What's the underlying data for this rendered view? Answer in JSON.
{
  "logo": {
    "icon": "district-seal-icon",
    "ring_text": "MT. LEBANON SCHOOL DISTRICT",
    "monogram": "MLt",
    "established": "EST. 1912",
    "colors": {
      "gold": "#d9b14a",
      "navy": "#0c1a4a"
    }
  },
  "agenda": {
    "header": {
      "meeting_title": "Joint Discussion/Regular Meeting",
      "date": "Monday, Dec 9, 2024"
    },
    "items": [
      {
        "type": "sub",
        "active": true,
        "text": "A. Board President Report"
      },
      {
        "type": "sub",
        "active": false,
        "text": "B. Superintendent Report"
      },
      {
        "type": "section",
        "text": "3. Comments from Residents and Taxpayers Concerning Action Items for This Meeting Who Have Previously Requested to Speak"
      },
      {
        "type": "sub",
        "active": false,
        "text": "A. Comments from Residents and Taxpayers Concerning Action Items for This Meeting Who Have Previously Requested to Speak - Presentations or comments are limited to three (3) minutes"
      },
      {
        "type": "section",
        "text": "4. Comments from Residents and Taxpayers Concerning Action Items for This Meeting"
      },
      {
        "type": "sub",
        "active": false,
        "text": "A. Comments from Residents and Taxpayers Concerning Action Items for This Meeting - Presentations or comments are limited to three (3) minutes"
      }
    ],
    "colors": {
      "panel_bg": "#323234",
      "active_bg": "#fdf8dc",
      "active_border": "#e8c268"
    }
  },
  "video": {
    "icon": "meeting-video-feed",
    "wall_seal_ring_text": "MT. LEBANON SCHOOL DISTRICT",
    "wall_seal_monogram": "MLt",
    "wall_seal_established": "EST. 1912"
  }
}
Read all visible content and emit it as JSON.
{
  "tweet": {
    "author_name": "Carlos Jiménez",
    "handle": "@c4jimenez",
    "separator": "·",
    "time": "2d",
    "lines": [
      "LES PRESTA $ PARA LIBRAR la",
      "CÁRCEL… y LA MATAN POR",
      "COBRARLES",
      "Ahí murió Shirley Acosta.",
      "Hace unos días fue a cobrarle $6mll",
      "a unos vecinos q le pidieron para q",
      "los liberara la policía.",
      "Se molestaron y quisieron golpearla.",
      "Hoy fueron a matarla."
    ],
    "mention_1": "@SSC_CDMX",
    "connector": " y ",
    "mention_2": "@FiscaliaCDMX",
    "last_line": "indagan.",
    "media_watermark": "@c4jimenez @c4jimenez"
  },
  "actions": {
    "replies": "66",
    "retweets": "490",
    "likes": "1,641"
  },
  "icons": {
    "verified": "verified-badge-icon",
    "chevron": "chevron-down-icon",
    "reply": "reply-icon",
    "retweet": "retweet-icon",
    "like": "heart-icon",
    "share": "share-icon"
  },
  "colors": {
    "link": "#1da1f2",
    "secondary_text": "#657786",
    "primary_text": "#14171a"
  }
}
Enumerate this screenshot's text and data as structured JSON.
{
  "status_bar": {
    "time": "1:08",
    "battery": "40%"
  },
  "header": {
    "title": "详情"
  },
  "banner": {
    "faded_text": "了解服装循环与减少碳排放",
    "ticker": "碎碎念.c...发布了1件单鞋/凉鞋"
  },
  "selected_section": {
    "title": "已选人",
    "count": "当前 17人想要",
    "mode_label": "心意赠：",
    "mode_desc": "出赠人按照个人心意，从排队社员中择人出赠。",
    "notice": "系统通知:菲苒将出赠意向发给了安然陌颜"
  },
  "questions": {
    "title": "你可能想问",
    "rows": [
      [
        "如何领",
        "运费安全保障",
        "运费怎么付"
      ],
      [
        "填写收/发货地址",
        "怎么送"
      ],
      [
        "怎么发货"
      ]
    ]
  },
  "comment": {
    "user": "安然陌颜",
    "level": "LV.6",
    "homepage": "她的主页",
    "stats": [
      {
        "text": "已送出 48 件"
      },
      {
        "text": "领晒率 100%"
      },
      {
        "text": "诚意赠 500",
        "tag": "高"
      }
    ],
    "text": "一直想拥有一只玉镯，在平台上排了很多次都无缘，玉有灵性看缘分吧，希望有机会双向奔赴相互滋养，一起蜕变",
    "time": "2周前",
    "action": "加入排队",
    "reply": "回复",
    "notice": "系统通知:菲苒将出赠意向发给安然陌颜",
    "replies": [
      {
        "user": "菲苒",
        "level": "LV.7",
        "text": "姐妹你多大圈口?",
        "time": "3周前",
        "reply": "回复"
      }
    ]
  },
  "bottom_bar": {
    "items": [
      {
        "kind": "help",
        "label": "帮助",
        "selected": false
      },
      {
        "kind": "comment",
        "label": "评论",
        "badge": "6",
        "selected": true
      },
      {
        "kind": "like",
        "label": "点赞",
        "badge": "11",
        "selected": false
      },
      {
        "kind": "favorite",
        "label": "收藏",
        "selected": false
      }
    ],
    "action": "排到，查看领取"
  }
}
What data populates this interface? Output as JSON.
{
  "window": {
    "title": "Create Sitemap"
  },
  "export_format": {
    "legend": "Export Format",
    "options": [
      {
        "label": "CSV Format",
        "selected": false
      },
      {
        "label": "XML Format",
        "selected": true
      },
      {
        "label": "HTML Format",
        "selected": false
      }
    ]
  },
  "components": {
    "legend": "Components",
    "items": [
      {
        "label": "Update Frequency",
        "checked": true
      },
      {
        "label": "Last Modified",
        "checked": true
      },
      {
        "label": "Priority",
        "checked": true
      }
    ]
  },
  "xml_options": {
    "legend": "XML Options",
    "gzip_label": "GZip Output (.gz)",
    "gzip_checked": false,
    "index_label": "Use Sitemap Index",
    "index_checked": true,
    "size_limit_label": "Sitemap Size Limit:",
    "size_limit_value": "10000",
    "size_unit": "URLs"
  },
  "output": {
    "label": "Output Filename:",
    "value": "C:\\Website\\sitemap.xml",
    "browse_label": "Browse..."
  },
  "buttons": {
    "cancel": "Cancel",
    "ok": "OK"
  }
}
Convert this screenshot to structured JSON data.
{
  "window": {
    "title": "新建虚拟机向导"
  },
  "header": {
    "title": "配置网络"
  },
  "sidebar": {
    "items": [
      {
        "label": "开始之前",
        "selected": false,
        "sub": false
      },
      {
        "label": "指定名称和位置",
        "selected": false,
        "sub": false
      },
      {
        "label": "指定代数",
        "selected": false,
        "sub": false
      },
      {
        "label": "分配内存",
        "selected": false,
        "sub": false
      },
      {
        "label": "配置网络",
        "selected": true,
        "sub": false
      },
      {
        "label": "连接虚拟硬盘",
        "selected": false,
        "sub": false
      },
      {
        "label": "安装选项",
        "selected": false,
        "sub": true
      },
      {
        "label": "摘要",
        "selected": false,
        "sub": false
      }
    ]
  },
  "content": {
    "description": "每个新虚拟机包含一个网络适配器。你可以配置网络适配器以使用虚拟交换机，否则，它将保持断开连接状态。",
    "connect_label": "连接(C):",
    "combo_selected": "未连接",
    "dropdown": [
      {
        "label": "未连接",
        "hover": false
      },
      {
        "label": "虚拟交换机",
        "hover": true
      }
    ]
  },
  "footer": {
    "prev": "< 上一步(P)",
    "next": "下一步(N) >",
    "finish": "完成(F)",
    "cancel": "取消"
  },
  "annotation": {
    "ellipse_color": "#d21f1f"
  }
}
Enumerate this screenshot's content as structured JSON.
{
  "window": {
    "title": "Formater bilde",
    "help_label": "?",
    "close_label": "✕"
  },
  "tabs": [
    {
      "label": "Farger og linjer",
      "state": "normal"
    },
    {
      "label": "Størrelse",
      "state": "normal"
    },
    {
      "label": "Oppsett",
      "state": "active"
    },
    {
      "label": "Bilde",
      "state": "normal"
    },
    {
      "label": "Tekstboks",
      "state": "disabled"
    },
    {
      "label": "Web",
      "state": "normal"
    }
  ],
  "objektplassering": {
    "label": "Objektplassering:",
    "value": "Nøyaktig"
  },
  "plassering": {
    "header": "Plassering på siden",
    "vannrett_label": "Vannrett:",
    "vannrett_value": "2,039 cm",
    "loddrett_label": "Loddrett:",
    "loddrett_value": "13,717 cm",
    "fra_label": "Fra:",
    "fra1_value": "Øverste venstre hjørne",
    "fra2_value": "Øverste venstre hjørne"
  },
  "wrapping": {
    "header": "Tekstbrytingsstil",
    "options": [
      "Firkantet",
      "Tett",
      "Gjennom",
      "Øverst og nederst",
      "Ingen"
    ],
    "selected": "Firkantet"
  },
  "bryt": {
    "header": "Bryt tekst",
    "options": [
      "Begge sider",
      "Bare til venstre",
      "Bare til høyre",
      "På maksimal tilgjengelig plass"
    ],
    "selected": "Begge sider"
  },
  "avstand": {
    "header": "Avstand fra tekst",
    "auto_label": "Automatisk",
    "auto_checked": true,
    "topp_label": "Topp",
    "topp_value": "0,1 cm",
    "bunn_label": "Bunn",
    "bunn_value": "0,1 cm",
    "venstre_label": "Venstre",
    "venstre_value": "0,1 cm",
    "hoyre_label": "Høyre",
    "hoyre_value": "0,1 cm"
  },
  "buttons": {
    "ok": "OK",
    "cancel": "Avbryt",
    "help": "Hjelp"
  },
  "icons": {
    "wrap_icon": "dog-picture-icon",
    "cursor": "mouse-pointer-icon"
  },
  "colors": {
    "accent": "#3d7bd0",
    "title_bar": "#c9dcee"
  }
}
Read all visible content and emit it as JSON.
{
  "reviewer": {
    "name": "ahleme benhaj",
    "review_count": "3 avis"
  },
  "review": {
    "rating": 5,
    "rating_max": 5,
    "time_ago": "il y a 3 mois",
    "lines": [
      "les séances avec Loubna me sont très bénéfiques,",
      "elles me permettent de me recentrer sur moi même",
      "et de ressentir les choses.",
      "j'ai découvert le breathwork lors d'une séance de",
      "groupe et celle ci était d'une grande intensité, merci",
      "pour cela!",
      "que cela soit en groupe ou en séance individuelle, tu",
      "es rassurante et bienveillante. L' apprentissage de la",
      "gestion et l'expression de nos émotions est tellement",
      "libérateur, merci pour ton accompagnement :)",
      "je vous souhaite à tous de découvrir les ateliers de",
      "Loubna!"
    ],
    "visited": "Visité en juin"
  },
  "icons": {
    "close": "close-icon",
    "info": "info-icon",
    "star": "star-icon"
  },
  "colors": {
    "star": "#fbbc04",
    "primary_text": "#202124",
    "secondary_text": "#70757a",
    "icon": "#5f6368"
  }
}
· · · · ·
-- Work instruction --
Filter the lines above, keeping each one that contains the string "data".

-- Answer --
What's the underlying data for this rendered view? Answer in JSON.
Enumerate this screenshot's text and data as structured JSON.
What data populates this interface? Output as JSON.
Convert this screenshot to structured JSON data.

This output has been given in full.